WHAT YOU WILL DO
Without including any images, repeat the data exactly.

Entries from a dataset of interfaces
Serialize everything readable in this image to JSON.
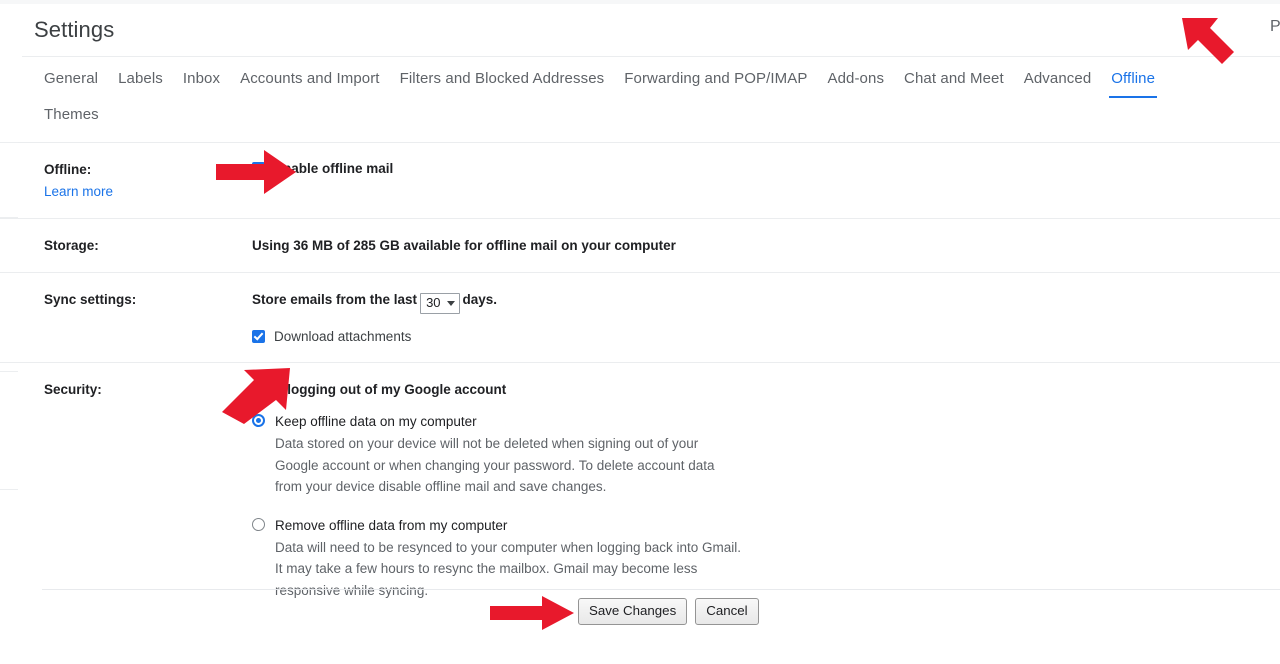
{
  "header": {
    "title": "Settings",
    "right_partial": "P"
  },
  "tabs": [
    {
      "label": "General",
      "active": false
    },
    {
      "label": "Labels",
      "active": false
    },
    {
      "label": "Inbox",
      "active": false
    },
    {
      "label": "Accounts and Import",
      "active": false
    },
    {
      "label": "Filters and Blocked Addresses",
      "active": false
    },
    {
      "label": "Forwarding and POP/IMAP",
      "active": false
    },
    {
      "label": "Add-ons",
      "active": false
    },
    {
      "label": "Chat and Meet",
      "active": false
    },
    {
      "label": "Advanced",
      "active": false
    },
    {
      "label": "Offline",
      "active": true
    },
    {
      "label": "Themes",
      "active": false
    }
  ],
  "rows": {
    "offline": {
      "label": "Offline:",
      "learn_more": "Learn more",
      "enable_checkbox_label": "Enable offline mail",
      "enable_checked": true
    },
    "storage": {
      "label": "Storage:",
      "value": "Using 36 MB of 285 GB available for offline mail on your computer"
    },
    "sync": {
      "label": "Sync settings:",
      "prefix": "Store emails from the last",
      "days_value": "30",
      "suffix": "days.",
      "attachments_label": "Download attachments",
      "attachments_checked": true
    },
    "security": {
      "label": "Security:",
      "heading": "After logging out of my Google account",
      "option_keep": {
        "title": "Keep offline data on my computer",
        "description": "Data stored on your device will not be deleted when signing out of your Google account or when changing your password. To delete account data from your device disable offline mail and save changes.",
        "selected": true
      },
      "option_remove": {
        "title": "Remove offline data from my computer",
        "description": "Data will need to be resynced to your computer when logging back into Gmail. It may take a few hours to resync the mailbox. Gmail may become less responsive while syncing.",
        "selected": false
      }
    }
  },
  "footer": {
    "save_label": "Save Changes",
    "cancel_label": "Cancel"
  },
  "annotations": {
    "accent_red": "#e8192c",
    "arrows": [
      {
        "name": "arrow-to-offline-tab",
        "points_at": "Offline"
      },
      {
        "name": "arrow-to-enable-offline-mail",
        "points_at": "Enable offline mail"
      },
      {
        "name": "arrow-to-keep-offline-data-radio",
        "points_at": "Keep offline data on my computer"
      },
      {
        "name": "arrow-to-save-changes",
        "points_at": "Save Changes"
      }
    ]
  },
  "colors": {
    "accent_blue": "#1a73e8",
    "text_primary": "#202124",
    "text_secondary": "#5f6368",
    "divider": "#ebedef"
  }
}
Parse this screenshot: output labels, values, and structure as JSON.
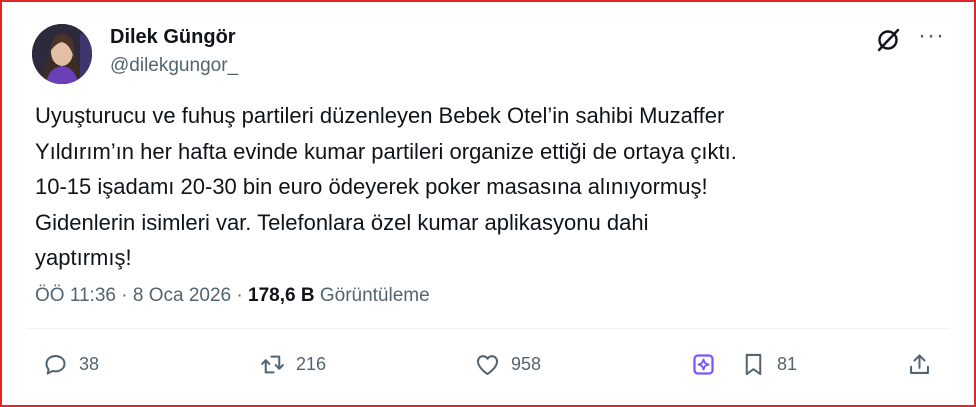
{
  "author": {
    "display_name": "Dilek Güngör",
    "handle": "@dilekgungor_"
  },
  "tweet": {
    "lines": [
      "Uyuşturucu ve fuhuş partileri düzenleyen Bebek Otel’in sahibi Muzaffer",
      "Yıldırım’ın her hafta evinde kumar partileri organize ettiği de ortaya çıktı.",
      "10-15 işadamı 20-30 bin euro ödeyerek poker masasına alınıyormuş!",
      "Gidenlerin isimleri var. Telefonlara özel kumar aplikasyonu dahi",
      "yaptırmış!"
    ]
  },
  "meta": {
    "time": "ÖÖ 11:36",
    "separator": "·",
    "date": "8 Oca 2026",
    "views_count": "178,6 B",
    "views_label": "Görüntüleme"
  },
  "actions": {
    "reply_count": "38",
    "retweet_count": "216",
    "like_count": "958",
    "bookmark_count": "81"
  },
  "icons": [
    "grok-icon",
    "more-icon",
    "reply-icon",
    "retweet-icon",
    "like-icon",
    "grok-share-icon",
    "bookmark-icon",
    "share-icon"
  ],
  "colors": {
    "frame_border": "#e3242b",
    "text_primary": "#0f1419",
    "text_secondary": "#536471",
    "accent_purple": "#7856ff"
  }
}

ANSWER TO THIS PROBLEM
Serialize everything readable in this image to JSON.
{
  "header": {
    "title": "Settings",
    "right_partial": "P"
  },
  "tabs": [
    {
      "label": "General",
      "active": false
    },
    {
      "label": "Labels",
      "active": false
    },
    {
      "label": "Inbox",
      "active": false
    },
    {
      "label": "Accounts and Import",
      "active": false
    },
    {
      "label": "Filters and Blocked Addresses",
      "active": false
    },
    {
      "label": "Forwarding and POP/IMAP",
      "active": false
    },
    {
      "label": "Add-ons",
      "active": false
    },
    {
      "label": "Chat and Meet",
      "active": false
    },
    {
      "label": "Advanced",
      "active": false
    },
    {
      "label": "Offline",
      "active": true
    },
    {
      "label": "Themes",
      "active": false
    }
  ],
  "rows": {
    "offline": {
      "label": "Offline:",
      "learn_more": "Learn more",
      "enable_checkbox_label": "Enable offline mail",
      "enable_checked": true
    },
    "storage": {
      "label": "Storage:",
      "value": "Using 36 MB of 285 GB available for offline mail on your computer"
    },
    "sync": {
      "label": "Sync settings:",
      "prefix": "Store emails from the last",
      "days_value": "30",
      "suffix": "days.",
      "attachments_label": "Download attachments",
      "attachments_checked": true
    },
    "security": {
      "label": "Security:",
      "heading": "After logging out of my Google account",
      "option_keep": {
        "title": "Keep offline data on my computer",
        "description": "Data stored on your device will not be deleted when signing out of your Google account or when changing your password. To delete account data from your device disable offline mail and save changes.",
        "selected": true
      },
      "option_remove": {
        "title": "Remove offline data from my computer",
        "description": "Data will need to be resynced to your computer when logging back into Gmail. It may take a few hours to resync the mailbox. Gmail may become less responsive while syncing.",
        "selected": false
      }
    }
  },
  "footer": {
    "save_label": "Save Changes",
    "cancel_label": "Cancel"
  },
  "annotations": {
    "accent_red": "#e8192c",
    "arrows": [
      {
        "name": "arrow-to-offline-tab",
        "points_at": "Offline"
      },
      {
        "name": "arrow-to-enable-offline-mail",
        "points_at": "Enable offline mail"
      },
      {
        "name": "arrow-to-keep-offline-data-radio",
        "points_at": "Keep offline data on my computer"
      },
      {
        "name": "arrow-to-save-changes",
        "points_at": "Save Changes"
      }
    ]
  },
  "colors": {
    "accent_blue": "#1a73e8",
    "text_primary": "#202124",
    "text_secondary": "#5f6368",
    "divider": "#ebedef"
  }
}
Parse this screenshot: output labels, values, and structure as JSON.
{
  "author": {
    "display_name": "Dilek Güngör",
    "handle": "@dilekgungor_"
  },
  "tweet": {
    "lines": [
      "Uyuşturucu ve fuhuş partileri düzenleyen Bebek Otel’in sahibi Muzaffer",
      "Yıldırım’ın her hafta evinde kumar partileri organize ettiği de ortaya çıktı.",
      "10-15 işadamı 20-30 bin euro ödeyerek poker masasına alınıyormuş!",
      "Gidenlerin isimleri var. Telefonlara özel kumar aplikasyonu dahi",
      "yaptırmış!"
    ]
  },
  "meta": {
    "time": "ÖÖ 11:36",
    "separator": "·",
    "date": "8 Oca 2026",
    "views_count": "178,6 B",
    "views_label": "Görüntüleme"
  },
  "actions": {
    "reply_count": "38",
    "retweet_count": "216",
    "like_count": "958",
    "bookmark_count": "81"
  },
  "icons": [
    "grok-icon",
    "more-icon",
    "reply-icon",
    "retweet-icon",
    "like-icon",
    "grok-share-icon",
    "bookmark-icon",
    "share-icon"
  ],
  "colors": {
    "frame_border": "#e3242b",
    "text_primary": "#0f1419",
    "text_secondary": "#536471",
    "accent_purple": "#7856ff"
  }
}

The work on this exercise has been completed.